Let's get this straight, Beyhive: this is a Beyoncé feature, not a Beyoncé song with Eminem on it. It might interest you to know that her hook was primarily written by Skylar Grey, who you remember as the co-writer of his Rihanna featuring hit "Love the Way You Lie." Grey is also a co-producer on the track. Not that anyone can outshine Bey, but Grey has a huge hand in this one that shouldn't be overlooked. That said, this collaboration is not one I would have guessed would happen in a million years.
Muck Rack makes it simple to find people, tweets, or articles that mention any name, keyword, company, hashtag etc.

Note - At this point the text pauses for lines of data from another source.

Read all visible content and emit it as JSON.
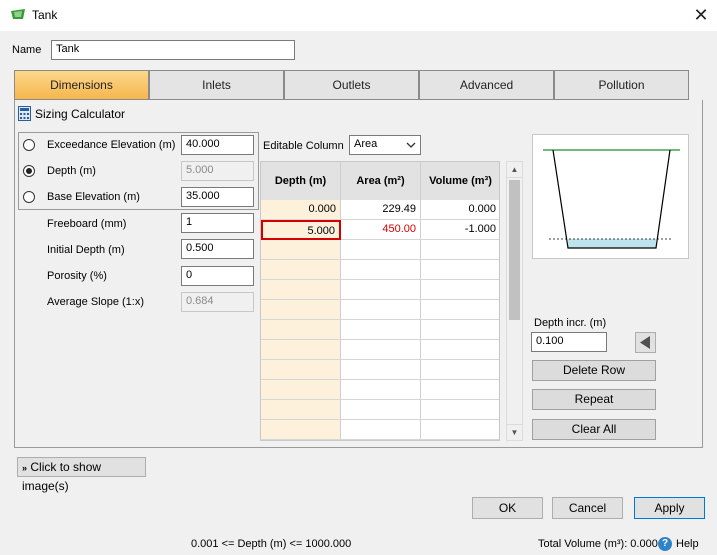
{
  "window": {
    "title": "Tank",
    "close_icon": "close-icon"
  },
  "name_field": {
    "label": "Name",
    "value": "Tank"
  },
  "tabs": [
    {
      "label": "Dimensions",
      "active": true
    },
    {
      "label": "Inlets",
      "active": false
    },
    {
      "label": "Outlets",
      "active": false
    },
    {
      "label": "Advanced",
      "active": false
    },
    {
      "label": "Pollution",
      "active": false
    }
  ],
  "sizing": {
    "label": "Sizing Calculator"
  },
  "params": {
    "exceedance": {
      "label": "Exceedance Elevation (m)",
      "value": "40.000",
      "selected": false
    },
    "depth": {
      "label": "Depth (m)",
      "value": "5.000",
      "selected": true
    },
    "base": {
      "label": "Base Elevation (m)",
      "value": "35.000",
      "selected": false
    },
    "freeboard": {
      "label": "Freeboard (mm)",
      "value": "1"
    },
    "initial_depth": {
      "label": "Initial Depth (m)",
      "value": "0.500"
    },
    "porosity": {
      "label": "Porosity (%)",
      "value": "0"
    },
    "avg_slope": {
      "label": "Average Slope (1:x)",
      "value": "0.684"
    }
  },
  "editable_column": {
    "label": "Editable Column",
    "value": "Area"
  },
  "table": {
    "headers": [
      "Depth (m)",
      "Area (m²)",
      "Volume (m³)"
    ],
    "rows": [
      [
        "0.000",
        "229.49",
        "0.000"
      ],
      [
        "5.000",
        "450.00",
        "-1.000"
      ]
    ]
  },
  "depth_incr": {
    "label": "Depth incr. (m)",
    "value": "0.100"
  },
  "buttons": {
    "delete_row": "Delete Row",
    "repeat": "Repeat",
    "clear_all": "Clear All",
    "show_images": "Click to show image(s)",
    "ok": "OK",
    "cancel": "Cancel",
    "apply": "Apply",
    "help": "Help"
  },
  "status": {
    "range": "0.001 <= Depth (m) <= 1000.000",
    "total_volume": "Total Volume (m³): 0.000"
  },
  "colors": {
    "active_tab": "#f6b64d",
    "error_red": "#d40000",
    "depth_col": "#fdf1dc",
    "water": "#bfe3ec",
    "green_line": "#1f8f2f"
  }
}
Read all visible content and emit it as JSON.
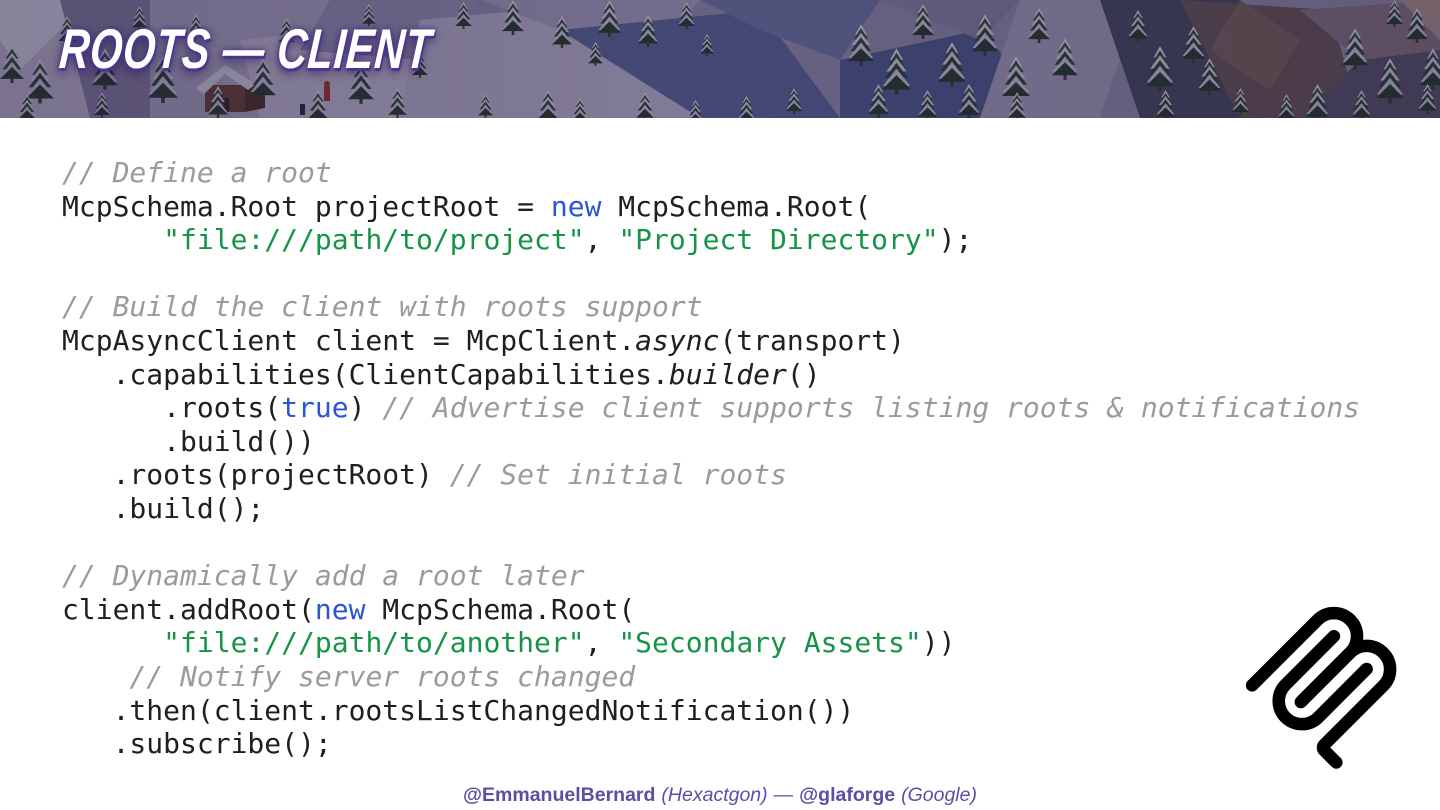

We've compiled this guide to help you make the most of your search.
Selecting a term
Start searching tweets, articles from media outlets, articles mentioned in tweets, journalists'
names, titles and bios with some suggested searches:
Companies or Topics (e.g. iPhone, Microsoft)
Phrases (e.g. "cloud computing") — use quotes to keep the terms together
Twitter handles (e.g. @username) — returns those who have mentioned or replied to
Names (e.g. "David Pogue")
Hashtags (e.g. #sxsw, #london2012)
Bio details (e.g. vegan, Olympics, father)
Muck Rack's Advanced Search allows for many boolean operators.
Find results that mention multiple specified terms, use AND or
+. For example, ensure each result contains both Elon Musk and Mark Zuckerberg by
searching Musk AND Zuckerberg or Musk + Zuckerberg.
Use the operators OR or , to broaden your search when you'd like either of
multiple terms to appear in results. (This is the default behavior of our search when no operators
are used). For example, results will contain either cake or cookie by searching cake OR cookie or cake,cookie
Use NOT or - to subtract results from your search. For
example, searching Disney will yield results about the Walt Disney Company as well as Walt Disney
World Resort. To exclude mentions of Disney World, search for Disney -World or Disney
When using one of these operators with a phrase, enclose it in quotation marks. For example, you can
find results about smartphones excluding Apple's iPhone 4S by searching smartphone -"iPhone
Exact case matching or punctuation
If you're searching for a brand name or keyword that relies on specific punctuation marks or capitalization, you can
find results that match your exact query by adding matchcase: before the keyword you're searching for, like matchcase:E*TRADE .
Use parentheses to separate multiple
boolean phrases. For example, to find journalists talking about having fun in Disney World or
Disneyland, search for ("disney world" OR disneyland) AND fun.
An asterisk can be used to search for any variation of a root word truncated by the asterisk. For example, searching for admin* will return results for administrator, administration, administer, administered, etc.
A near operator is an AND operator where you can control the distance between the words. You can vary the distance the near operation uses by adding a forward slash and number (between 0-99) such as strawberries NEAR/10 "whipped cream", which means the strawberries must exist within 10 words of "whipped cream".